The Johnson Act became law in 1934 or so (the discussion in the May 8 and May 9, 1934 in the Federal Register is informative reading). At that time, the utilities had a habit of not accepting the ruling of the Railroad Commission (the precursor to the CPUC) and then appealing it to the state appeals court, which only reviews the case based on the evidence provided in the case as heard by that commission. Then, the utilities, still not satisfied with that result and having no shortage of ratepayer funds to litigate the case, would then reopen the case in the federal courts, and they would hear it "de novo" i.e. newly, thus rehearing the case completely. By the time that is completed, decades may have passed, and many of the people who should get the rate relief have moved or died, so they just are allowed to keep the money.
So the Johnson Act was an attempt to put a stop to this misuse of the justice system by the utilities. But the federal courts are only excluded if they commission has provided the opportunity for a fair hearing. This brief points out that with the new evidence of the RSG Note from Warsaw Poland, the settlement was predetermined and the hearings became only a sham.
The original complaint included the fact that the evidentiary hearing on the settlement was not fair due to the fact that no evidence was allowed (because Phase III was discontinued) to determine if the claims of the ratepayer -- that the demise of the entire plant was due to the failure to complete the RSG project -- was indeed valid.
The result of the appeals court should be to say that indeed it is the responsibility of the federal courts to at least review whether a fair hearing was conducted and not just duck by saying they have not responsibility in the matter.

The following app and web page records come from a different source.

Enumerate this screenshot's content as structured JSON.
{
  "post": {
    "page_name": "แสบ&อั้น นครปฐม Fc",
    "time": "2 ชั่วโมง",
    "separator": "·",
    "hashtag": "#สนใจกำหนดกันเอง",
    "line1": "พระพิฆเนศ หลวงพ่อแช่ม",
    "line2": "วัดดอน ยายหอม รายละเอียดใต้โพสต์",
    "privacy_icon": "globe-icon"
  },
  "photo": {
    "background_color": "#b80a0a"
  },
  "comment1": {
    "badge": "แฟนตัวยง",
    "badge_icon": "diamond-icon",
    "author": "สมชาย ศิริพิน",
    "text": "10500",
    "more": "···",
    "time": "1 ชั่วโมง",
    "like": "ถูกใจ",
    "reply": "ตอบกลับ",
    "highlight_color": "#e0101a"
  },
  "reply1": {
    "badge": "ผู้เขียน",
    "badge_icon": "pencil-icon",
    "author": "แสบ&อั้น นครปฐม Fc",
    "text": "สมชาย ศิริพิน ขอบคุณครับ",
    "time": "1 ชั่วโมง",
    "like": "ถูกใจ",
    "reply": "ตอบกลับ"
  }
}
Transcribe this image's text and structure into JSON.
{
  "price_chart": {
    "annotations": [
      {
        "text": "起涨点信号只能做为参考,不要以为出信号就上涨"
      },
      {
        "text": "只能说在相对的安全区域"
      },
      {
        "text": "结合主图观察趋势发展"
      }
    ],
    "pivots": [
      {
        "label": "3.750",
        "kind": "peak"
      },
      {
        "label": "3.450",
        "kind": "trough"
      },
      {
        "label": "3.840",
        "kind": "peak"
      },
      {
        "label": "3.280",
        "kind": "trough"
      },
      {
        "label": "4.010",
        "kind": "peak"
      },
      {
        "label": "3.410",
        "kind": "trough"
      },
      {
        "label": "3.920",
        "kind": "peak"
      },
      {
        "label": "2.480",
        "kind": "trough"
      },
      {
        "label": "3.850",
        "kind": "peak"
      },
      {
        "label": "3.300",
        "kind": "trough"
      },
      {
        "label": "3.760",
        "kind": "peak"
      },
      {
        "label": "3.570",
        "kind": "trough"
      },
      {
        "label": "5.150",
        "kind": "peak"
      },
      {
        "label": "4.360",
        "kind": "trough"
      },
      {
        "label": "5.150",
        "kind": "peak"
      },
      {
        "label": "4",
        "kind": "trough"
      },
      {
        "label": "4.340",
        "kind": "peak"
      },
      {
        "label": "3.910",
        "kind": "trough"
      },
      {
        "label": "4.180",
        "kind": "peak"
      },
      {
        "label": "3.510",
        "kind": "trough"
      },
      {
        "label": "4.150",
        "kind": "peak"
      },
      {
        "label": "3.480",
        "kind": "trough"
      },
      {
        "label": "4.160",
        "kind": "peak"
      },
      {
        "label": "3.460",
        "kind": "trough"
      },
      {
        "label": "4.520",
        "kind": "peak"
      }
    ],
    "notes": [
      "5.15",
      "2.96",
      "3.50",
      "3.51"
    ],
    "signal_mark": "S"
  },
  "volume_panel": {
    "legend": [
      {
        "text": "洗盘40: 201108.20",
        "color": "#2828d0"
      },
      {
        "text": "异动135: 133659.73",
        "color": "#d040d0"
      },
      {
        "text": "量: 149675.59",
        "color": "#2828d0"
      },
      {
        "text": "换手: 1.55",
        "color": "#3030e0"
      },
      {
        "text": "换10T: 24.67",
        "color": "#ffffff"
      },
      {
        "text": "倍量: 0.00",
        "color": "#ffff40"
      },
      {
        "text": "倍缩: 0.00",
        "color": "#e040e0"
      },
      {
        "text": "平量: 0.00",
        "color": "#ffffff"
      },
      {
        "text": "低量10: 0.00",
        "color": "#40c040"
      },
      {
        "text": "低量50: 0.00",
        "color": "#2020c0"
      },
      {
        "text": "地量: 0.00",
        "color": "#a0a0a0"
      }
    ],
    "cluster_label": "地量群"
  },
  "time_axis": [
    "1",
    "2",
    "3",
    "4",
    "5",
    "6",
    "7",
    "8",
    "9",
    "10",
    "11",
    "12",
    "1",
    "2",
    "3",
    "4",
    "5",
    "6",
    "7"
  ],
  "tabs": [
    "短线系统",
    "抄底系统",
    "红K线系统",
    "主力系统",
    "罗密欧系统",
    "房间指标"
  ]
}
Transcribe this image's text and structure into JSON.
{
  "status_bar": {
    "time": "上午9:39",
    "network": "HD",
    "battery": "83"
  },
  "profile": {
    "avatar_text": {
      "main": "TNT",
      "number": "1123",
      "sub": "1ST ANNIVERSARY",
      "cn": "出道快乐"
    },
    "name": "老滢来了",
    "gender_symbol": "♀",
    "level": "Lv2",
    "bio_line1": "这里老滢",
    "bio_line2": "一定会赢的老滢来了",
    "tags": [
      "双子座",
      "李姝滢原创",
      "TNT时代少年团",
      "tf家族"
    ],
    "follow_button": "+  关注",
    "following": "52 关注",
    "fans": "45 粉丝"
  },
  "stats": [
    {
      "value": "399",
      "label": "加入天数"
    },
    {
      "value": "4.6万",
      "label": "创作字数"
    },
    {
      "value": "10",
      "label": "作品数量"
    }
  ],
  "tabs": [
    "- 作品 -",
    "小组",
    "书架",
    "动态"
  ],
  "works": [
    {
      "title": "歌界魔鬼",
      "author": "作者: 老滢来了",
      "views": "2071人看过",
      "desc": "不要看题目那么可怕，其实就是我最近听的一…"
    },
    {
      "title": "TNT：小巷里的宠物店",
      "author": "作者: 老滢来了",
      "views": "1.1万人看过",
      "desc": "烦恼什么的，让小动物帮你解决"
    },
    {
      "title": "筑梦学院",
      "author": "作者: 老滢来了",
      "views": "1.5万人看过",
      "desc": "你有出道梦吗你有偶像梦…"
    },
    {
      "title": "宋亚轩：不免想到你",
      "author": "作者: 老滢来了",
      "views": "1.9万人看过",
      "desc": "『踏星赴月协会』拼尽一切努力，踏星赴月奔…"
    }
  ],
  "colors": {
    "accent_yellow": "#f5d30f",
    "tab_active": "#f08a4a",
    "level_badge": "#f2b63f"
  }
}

Appeal of the decision that the Johnson Act does not allow any decisions by the federal court. But the Johnson Act requires that a fair hearing be held and when that is done, the utilities cannot appeal to the fed. court.